All day and all night his wife expected his return, but he came not. More snow fell during the night. The next morning the news was sent around the neighborhood that John Colby must be lost. The log dwellings of the settlers on the hill were widely scattered, but the news spread rapidly and a goodly number of hardy, active men were soon assembled. The snow of the last night had not entirely obliterated the track of the wanderer, and the searchers followed upon it.
For awhile it pursued the direction in which Colby was probably seeking his cattle. At length, however, it got among the hills and ravines southward from the site of Holland village, and then it would appear as if the traveler had entirely lost track of home, and had wandered aimlessly among those forest-covered steeps. Very likely night had overtaken him before he entered among them.
His friends pursued among the gorges his devious pathway, barely discernible under the new-fallen snow. So tortuous had been his wanderings that, though the searchers pressed on with all practicable speed, the forenoon passed and the afternoon waned ere they discovered aught but the half-covered track of the missing man.
At length, a little before nightfall, as the party was approaching the settlements on Cazenove creek, the leader discovered, curled up at the foot of a tree and covered with snow, something resembling a human form. All -quickly gathered around, and there lay John Colby, dead, only a short distance from the clearing and house of a settler.
It would appear that, having once lost his way, he had become entirely unable to adopt any line of action. When night came on he had wandered about at random among the hills and ravines, growing colder and weaker as he went. Had the obvious expedient of following a stream of water down hill suggested itself to him, it would soon have carried him to a clearing, but nothing of the kind seems to have come into his mind.
So he had struggled on, and at length, toward morning, had leaned against a tree to rest, and then, over come by cold and fatigue, had fallen down in a heap at its foot.
Every event of that kind was pretty sure to be celebrated in rhyme by some rude versifier of the forest. One Simeon Davis was the poetic genius of that locality, and ere long he had turned the mournful story of poor John Colby into verse.
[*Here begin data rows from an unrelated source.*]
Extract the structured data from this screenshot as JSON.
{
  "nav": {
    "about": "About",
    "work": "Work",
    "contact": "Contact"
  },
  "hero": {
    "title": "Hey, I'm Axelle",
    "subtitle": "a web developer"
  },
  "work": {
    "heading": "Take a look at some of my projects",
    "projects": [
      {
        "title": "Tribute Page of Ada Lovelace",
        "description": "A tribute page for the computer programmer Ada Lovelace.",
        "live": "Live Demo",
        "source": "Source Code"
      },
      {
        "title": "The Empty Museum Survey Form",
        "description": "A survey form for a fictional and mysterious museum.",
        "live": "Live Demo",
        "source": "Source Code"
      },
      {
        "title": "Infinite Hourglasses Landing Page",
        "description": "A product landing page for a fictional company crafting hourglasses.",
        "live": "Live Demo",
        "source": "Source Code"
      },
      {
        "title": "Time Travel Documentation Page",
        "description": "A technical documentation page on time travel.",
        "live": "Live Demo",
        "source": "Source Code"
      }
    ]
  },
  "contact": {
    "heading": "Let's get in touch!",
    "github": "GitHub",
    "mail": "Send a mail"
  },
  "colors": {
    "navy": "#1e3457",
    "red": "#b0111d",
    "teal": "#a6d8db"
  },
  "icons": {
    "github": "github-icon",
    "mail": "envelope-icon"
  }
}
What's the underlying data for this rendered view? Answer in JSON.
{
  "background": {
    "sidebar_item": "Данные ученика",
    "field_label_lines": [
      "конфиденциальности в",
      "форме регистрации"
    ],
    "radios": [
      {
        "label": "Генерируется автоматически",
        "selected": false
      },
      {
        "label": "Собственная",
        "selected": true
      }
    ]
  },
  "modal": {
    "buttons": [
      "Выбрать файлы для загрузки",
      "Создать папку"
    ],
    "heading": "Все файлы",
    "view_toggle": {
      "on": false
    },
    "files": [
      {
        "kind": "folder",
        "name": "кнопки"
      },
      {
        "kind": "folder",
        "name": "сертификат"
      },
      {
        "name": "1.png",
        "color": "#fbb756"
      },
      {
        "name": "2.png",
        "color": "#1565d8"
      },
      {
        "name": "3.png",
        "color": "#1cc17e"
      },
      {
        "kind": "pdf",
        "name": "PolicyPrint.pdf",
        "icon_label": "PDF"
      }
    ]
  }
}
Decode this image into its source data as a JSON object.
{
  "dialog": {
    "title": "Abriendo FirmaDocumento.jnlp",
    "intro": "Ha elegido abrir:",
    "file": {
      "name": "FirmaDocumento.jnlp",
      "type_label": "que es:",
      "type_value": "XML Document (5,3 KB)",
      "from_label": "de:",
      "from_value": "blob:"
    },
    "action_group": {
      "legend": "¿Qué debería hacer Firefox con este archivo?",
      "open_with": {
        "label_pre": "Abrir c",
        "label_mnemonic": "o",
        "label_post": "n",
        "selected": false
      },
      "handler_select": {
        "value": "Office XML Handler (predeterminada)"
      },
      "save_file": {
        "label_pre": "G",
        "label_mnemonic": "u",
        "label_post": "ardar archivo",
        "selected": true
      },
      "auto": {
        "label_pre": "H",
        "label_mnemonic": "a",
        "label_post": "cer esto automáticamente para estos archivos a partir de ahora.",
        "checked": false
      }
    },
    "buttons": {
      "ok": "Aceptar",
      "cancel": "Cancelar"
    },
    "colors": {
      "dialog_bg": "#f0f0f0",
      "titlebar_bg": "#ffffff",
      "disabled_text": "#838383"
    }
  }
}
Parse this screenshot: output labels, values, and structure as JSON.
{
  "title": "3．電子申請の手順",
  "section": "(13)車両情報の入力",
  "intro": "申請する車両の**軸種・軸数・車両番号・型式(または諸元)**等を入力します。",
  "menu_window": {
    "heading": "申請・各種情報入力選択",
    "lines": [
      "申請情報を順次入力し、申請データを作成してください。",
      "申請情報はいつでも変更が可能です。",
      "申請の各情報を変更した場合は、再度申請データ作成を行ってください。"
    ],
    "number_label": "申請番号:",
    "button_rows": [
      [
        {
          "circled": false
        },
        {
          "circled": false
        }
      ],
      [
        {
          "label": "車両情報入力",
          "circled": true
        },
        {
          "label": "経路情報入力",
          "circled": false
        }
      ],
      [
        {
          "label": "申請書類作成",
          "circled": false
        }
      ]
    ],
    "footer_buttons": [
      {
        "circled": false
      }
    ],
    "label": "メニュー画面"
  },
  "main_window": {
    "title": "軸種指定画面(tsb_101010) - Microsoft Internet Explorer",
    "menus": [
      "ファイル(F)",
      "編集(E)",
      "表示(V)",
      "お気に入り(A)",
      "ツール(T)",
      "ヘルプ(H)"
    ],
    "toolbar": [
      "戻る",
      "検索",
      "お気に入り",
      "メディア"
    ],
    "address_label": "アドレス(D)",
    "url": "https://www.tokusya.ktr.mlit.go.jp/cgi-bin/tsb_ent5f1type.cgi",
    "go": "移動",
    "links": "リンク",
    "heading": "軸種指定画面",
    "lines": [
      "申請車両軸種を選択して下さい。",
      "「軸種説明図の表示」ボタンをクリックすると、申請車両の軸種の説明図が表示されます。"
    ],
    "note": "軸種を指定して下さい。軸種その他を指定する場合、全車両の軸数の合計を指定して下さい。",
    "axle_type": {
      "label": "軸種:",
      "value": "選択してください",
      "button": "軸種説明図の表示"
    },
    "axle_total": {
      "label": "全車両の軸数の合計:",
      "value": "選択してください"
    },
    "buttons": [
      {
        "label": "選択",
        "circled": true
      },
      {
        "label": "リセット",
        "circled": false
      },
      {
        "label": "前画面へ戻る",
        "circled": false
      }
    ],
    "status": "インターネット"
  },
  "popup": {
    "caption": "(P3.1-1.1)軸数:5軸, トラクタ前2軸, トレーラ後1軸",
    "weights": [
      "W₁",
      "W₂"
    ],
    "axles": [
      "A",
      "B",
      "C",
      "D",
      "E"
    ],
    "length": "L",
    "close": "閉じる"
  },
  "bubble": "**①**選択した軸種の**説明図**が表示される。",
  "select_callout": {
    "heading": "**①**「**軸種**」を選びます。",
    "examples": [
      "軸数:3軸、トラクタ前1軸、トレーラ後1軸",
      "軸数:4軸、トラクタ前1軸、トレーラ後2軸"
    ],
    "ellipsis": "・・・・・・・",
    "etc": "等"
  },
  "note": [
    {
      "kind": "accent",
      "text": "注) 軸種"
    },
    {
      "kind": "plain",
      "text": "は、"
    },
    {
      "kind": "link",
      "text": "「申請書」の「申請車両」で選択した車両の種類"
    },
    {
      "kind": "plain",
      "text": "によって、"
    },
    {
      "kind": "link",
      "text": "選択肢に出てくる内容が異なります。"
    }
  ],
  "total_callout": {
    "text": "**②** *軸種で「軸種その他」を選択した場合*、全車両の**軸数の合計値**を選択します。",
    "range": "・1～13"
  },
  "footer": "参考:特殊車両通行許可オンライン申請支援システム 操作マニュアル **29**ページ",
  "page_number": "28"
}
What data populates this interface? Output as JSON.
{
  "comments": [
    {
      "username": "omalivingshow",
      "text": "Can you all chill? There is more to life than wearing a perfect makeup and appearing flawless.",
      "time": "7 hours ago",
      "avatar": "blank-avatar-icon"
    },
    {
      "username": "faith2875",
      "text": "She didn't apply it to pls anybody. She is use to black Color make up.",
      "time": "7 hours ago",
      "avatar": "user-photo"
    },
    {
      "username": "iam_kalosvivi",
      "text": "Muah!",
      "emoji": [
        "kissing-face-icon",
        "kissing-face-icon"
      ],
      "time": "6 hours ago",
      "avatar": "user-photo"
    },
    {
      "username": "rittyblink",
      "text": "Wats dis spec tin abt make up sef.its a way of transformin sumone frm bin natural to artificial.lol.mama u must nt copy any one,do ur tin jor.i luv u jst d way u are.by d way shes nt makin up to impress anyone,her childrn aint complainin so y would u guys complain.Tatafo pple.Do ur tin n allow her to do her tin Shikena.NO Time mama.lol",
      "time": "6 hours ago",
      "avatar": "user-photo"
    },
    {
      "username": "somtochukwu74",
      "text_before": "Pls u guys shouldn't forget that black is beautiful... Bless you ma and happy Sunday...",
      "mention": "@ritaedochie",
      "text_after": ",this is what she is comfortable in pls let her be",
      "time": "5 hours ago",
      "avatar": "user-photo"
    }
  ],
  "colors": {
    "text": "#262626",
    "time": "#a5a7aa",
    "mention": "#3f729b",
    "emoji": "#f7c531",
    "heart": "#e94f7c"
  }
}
No less than two hundred and forty lines were produced by the facile poet, and these being reduced to writing by some admirer, (for Simeon himself was destitute of that accomplishment,) were copied, and repeated, and sung in many a frontier home for more than a score of years.